Patreon donor goodness: Scott S. and Ion S.

@_noid_ @davedittrich

Their response:

 “it’s not a bug, it’s a feature”

    “Don’t write a blog post that will point out the issue”

    “You pointing out our issues makes things more difficult for us”

    “It’s a free service, why are you hurting us?”

Nov 22nd


Noid (@_noid_) Keybase discussion blog post


Reddit post showing potential SE attacks occurring: 


Keybase’s decision to fix it came out after The Register asked them about the issue…


Dec 4th



Dec 5th.

Problems with the implementation:  

        Requiring admins for Keybase to decide what’s wrong or if they need to be deleted

        Additional dummy accounts being created on other sites (keybase, twitter, git, reddit, etc), generating problems for those services (as if Twitter doesn’t have enough issues with bots/shitty people)

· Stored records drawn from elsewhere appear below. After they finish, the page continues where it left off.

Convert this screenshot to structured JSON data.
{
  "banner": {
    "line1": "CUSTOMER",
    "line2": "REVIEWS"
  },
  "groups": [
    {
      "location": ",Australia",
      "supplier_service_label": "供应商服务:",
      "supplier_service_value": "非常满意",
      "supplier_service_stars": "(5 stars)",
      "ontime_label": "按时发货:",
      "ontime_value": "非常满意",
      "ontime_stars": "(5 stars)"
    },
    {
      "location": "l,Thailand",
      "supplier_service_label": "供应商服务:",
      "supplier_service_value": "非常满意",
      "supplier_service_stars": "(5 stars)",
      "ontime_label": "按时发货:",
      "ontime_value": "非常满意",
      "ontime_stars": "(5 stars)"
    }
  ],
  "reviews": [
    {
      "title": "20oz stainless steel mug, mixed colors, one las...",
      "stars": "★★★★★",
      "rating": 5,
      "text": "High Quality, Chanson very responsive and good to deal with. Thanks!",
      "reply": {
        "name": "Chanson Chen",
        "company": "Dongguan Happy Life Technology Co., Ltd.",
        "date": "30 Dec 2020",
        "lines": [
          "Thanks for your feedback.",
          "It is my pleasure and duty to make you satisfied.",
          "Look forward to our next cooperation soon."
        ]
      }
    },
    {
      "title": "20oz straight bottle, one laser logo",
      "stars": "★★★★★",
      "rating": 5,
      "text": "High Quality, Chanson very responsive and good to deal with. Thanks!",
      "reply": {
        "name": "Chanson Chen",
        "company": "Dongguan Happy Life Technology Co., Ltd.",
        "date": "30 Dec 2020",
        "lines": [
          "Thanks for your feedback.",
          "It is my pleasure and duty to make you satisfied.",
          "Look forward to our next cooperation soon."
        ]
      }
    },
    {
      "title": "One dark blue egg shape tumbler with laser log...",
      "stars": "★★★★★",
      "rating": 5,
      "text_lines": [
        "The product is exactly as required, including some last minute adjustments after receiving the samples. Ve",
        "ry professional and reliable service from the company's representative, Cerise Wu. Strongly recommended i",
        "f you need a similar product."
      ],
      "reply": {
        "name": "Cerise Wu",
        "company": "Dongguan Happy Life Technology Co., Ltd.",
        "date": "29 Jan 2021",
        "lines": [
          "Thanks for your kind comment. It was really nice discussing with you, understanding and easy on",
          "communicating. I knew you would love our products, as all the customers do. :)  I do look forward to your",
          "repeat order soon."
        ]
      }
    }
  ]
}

        Cryptocurrency = trolls/phishing/SE attempts to get folks to hand over their lumens (what’s the motivation of creating the coin?)

        They’ve already opened the spam door, and they’ll not be able to shut it.

Once they took the VC and aligned themselves with Stellar, the attack surface changes

    From Account takeover (integrity attacks) to deception (social engineering)


What is keybase?

    Social network?

    E2E chat

Encrypted file share/storage?

    CryptoCurrency Company? 

    Secure git repo protector?


Which ones do they do well?  

How could they have solved the spam issue?

    Made the cryptocoin a separate application?

        Even their /r/keybase is filling up with spammers asking about their Lumens


How could they fix it?

    You can’t contact someone unless that person allows you to.

    Allow someone to contact you, but do not allow adding to teams without permission (ongoing HN thread)

Noid isn’t the only person with issues in Keybase: 

Stephen Carter's definition of “integrity.”

Integrity, as I will use the term, requires three steps: (1) discerning what is right and what is wrong, (2) acting on what you have discerned, even at personal cost; and (3) saying openly that you are acting on your understanding of right from wrong.

 — Stephen Carter, “Integrity.” Harper-Collins.


Can the person [who took the controversial act] explain their reasoning, based on principles they can articulate and would follow even if it meant they paid a price? Or do they selectively choose principles in arbitrary ways so as to fit the current circumstances in order to guarantee they get an outcome that benefits them?


noid’s blog post clearly documents the timeline of interactions with Keybase, including: (1) providing detailed steps to reproduce; (2) suggesting mitigations that could be implemented in the architecture; (3) providing guidance to users to protect themselves when the vulnerability disclosure was made public; and (4) justifying his decision to go public by citing and following a vulnerability disclosure policy of a major industry leader in this area, Google:

Following Google Security’s guidelines for issues being actively exploited in the wild, I chose to release this information 7 days after I last heard from Keybase.

The ACM Code of Conduct has several sections that could apply here:

1.1 Contribute to society and to human well-being, acknowledging that all people are stakeholders in computing.

1.2 Avoid harm.

1.6 Respect privacy.

2.1 Strive to achieve high quality in both the processes and products of professional work.

2.7 Foster public awareness and understanding of computing, related technologies, and their consequences.

3.1 Ensure that the public good is the central concern during all professional computing work.

3.7 Recognize and take special care of systems that become integrated into the infrastructure of society.


The right to privacy of your information, as well as the right to choose with whom you associate and communicate, are both arguably duties based on the concept of autonomy (i.e., your right to choose).


In biomedical and behavioral research, the principle involved here is known as Respect for Persons and is best recognized as the idea of informed consent. Giving users autonomy in making their data public, but not giving them autonomy in who they allow to communicate with them and add them to “teams,” could be viewed as conflicting as regards this principle.


This is in fact precisely what noid brought up in his initial communication with Keybase:


I had a random guy I don’t follow add me to a team and start messaging me about cryptocurrency stuff. This really shouldn’t be default behavior. This can result in a spam or harassment vector (hence why I’m reluctant to post it on the open forum). Ideally the default behavior should be that no one can add you to a team without your consent. Then maybe have an option of allowing those you follow to be able to do so, and as a final option let anyone add you to a team (but make sure folks know this isn’t recommended).